Hood and his 2,000-soldier task force are moving to build permanent housing for detainees with more communal living areas for those who may be kept for decades in the oceanfront compound. And a new team of guards is coming in: A U.S. Army battalion specifically trained to oversee detainees will soon be stationed at Guantánamo, replacing National Guard and Reserve units on 10-month deployments.
Even as the government presses forward with its plans, the legal basis for continuing to hold the prisoners without trial may be unraveling. Continuing allegations of mistreatment of prisoners are adding urgency and weight to the legal challenges, according to lawyers disputing the government's right to hold prisoners indefinitely.
Last summer, the U.S. Supreme Court ruled that detainees could challenge their detentions in civilian courts, opening a floodgate of litigation. Meanwhile, a federal judge has halted the Bush administration's attempt to take several detainees before a military commission, ruling that the United States has violated the Geneva conventions.
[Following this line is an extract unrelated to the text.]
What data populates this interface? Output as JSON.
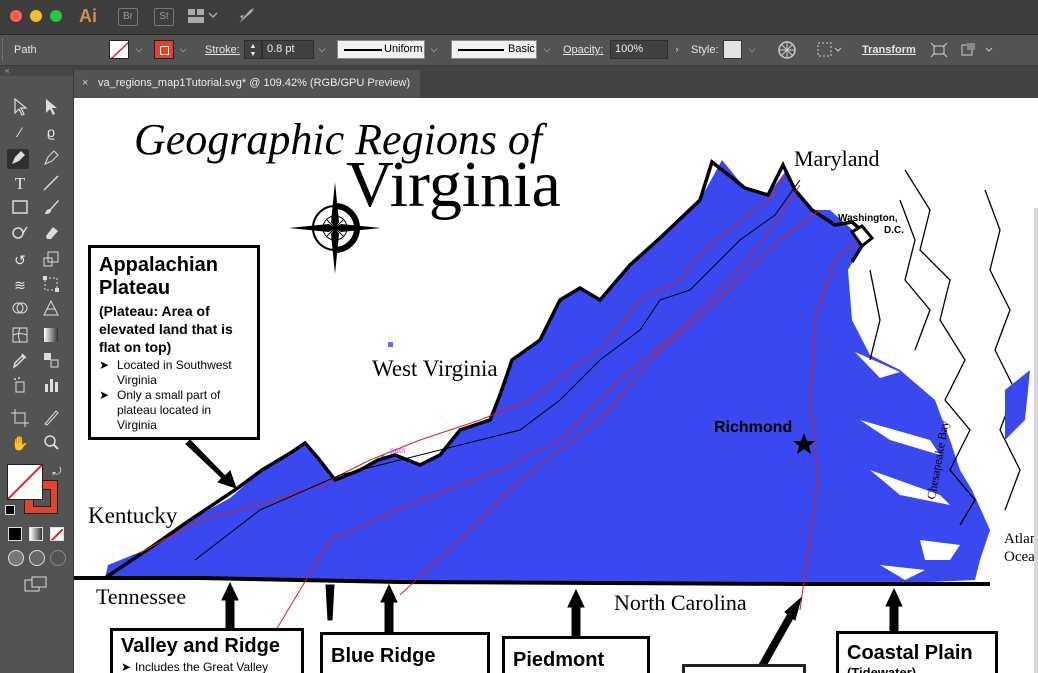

Michael Ratner, president of the Center for Constitutional Rights, a human rights group that has been a leader in the legal actions against the operation, said the lawsuits filed after the Supreme Court decision and the negative publicity from the FBI memos eventually would cause the Guantánamo operation to collapse.
"I think the whole thing is cracking," Ratner said. "It's just a matter of time."
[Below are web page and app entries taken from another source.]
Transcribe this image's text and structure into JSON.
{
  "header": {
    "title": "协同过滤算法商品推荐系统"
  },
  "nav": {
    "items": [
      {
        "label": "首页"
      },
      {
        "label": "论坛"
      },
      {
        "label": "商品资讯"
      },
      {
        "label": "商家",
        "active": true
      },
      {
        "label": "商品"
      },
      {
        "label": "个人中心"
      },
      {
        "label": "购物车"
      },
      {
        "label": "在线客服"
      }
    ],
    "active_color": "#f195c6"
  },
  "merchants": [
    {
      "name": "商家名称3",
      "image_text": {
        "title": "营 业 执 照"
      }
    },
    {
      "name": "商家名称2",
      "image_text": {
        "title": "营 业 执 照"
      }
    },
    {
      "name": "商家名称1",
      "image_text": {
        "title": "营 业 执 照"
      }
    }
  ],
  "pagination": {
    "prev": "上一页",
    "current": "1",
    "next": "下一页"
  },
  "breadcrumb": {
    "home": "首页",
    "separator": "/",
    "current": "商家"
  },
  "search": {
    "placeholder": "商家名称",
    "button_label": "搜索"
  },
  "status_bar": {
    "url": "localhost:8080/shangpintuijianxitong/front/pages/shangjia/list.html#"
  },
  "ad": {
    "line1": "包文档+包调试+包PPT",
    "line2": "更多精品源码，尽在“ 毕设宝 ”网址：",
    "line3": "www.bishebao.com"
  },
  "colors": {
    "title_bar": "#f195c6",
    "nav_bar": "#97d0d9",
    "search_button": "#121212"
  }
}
"Guantánamo is under such scrutiny," he said, "and as soon as we get 40 attorneys down there, this place is over."
For Hood, the wave of negative publicity and speculation of rampant wrongdoing at Guantánamo, which began in earnest after photographs of abuses at the Abu Ghraib prison in Iraq were made public last spring, is frustrating.
He argued that many detainees were such imminent threats to U.S. safety that they could not be released.
A senior defense official, speaking not for attribution, said Guantánamo was in a crucial period of transition. Only about a quarter of the approximately 550 detainees meet regularly with interrogators. Of the remainder, some will be returned to their home countries, but a hard-core group is too dangerous to risk being let go, even if the intelligence value is exhausted, the official said.
The military is seeking money for a new wing of the prison. A senior engineer at the base said it would house about 220 detainees and have communal cells and large group recreation areas to provide "a better quality of life in the spirit of the Geneva conventions."
The military also wants to build a greatly improved facility to house detainees with serious mental illnesses, said to be about 8 percent of detainees, and a high-tech fence to go around the perimeter of the complex, reducing the need for guards.
4 Britons arrested on arrival
Four Britons who were freed after being detained for as long as three years at Guantánamo returned Tuesday to Britain, The Associated Press reported from London. All four were arrested by the British police.
The four men - the last of the British detainees at Guantánamo - were accompanied by antiterrorist officers on a British military flight and landed at the Northolt Royal Air Force base, west of London.
The four - Moazzam Begg, Feroz Abbasi, Martin Mubanga and Richard Belmar - were among 550 prisoners from 42 countries swept up in the U.S.-led war on terror and detained without charges.
Mubanga, a former motorcycle courier from north London, and Begg, who moved to Afghanistan to set up a language school, have said they were tortured while in custody; the U.S. authorities dismiss the allegations.
Five other Britons were released from Guantánamo in March and were not charged with any offense on their return to Britain. Four of them have filed a lawsuit in a U.S. court, seeking $10 million each in damages.